I’ve always regarded personal happiness the way I’ve regarded good luck. Not being unhappy and not having bad luck can, on occasions, be quite a reasonable condition to be in. But our personal happiness is now attracting wider attention and so I was interested to read the Joint Joseph Rowntree Foundation/University of York Annual Lecture 2011 given by Richard Layard.
These are just my very brief notes; to read the full lecture, the link is at the end.
One should accept that the best society is one where there is the most happiness and the least misery. Yet, despite improvements in our standards of living, measured happiness in Britain and US no higher than in 1950s.
So how should we live to produce the most happiness in world and the least misery?
Well, this is the pledge of new movement called Action for Happiness.
The lecture goes on to talk about the impact of happiness on: income, human relationships, altruism and work. It also gives some information on the organisation Action for Happiness.
Again, briefly, are some of the points:
● Richer people are happier than poorer people.
● Rich societies are richer but not happier.
● Relative income (to others) is what people care about.
● Quality matters; we are happier if other people are on our side.
● Can people be trusted? Only 30% in UK and US think so. It was 60% 40 years ago and is still 60% in Scandinavia.
● Excessive individualism causes the problems.
● Virtue can be its own reward. If you want to feel good, do good.
● You cannot feel compassion for others unless you feel compassion for yourself.
● When employees are asked to keep work diaries for research purposes, they show that they are the least happy when spending time with their boss.
● 3 main factors make work satisfying:
Doing challenging work you can manage.
Having control in how you do the work.
Feeling the work is purposeful and has a wider value.
(There is an interesting example of a successful people based employer in the lecture.)
Action for Happiness
If you want to find 10 keys for happier living and and 50 actions you can take, go to the Action for Happiness website: www.actionforhappiness.org.
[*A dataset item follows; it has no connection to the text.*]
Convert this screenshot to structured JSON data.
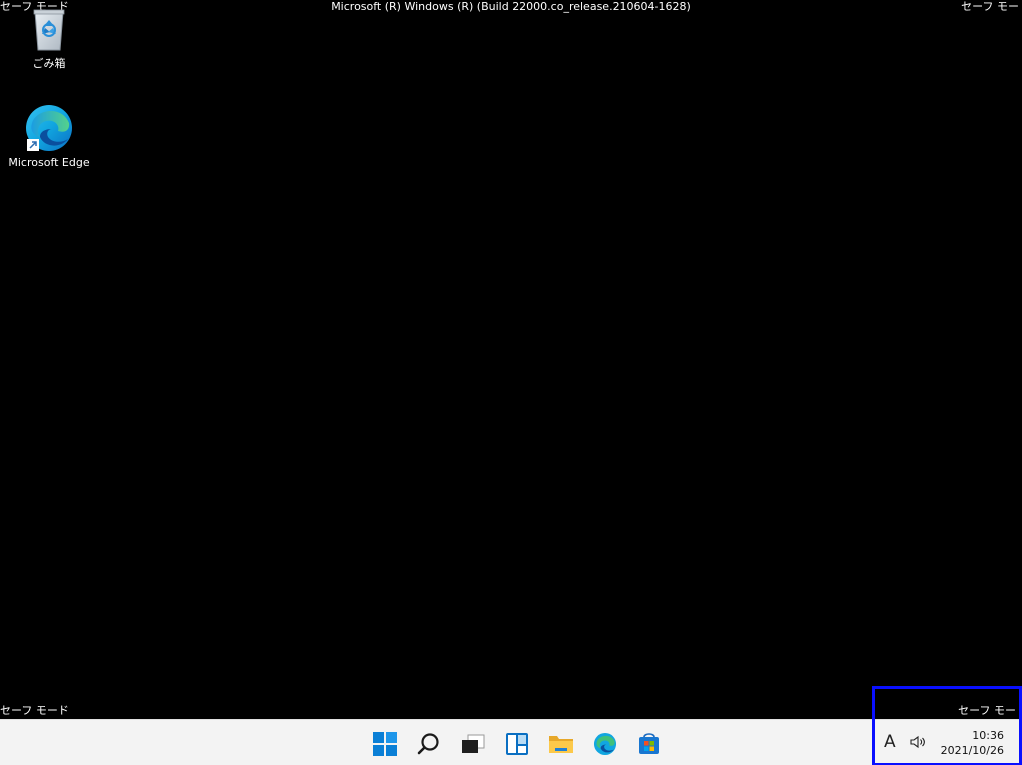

To read the lecture in full, go to the Joseph Rowntree website: www.jrf.org.uk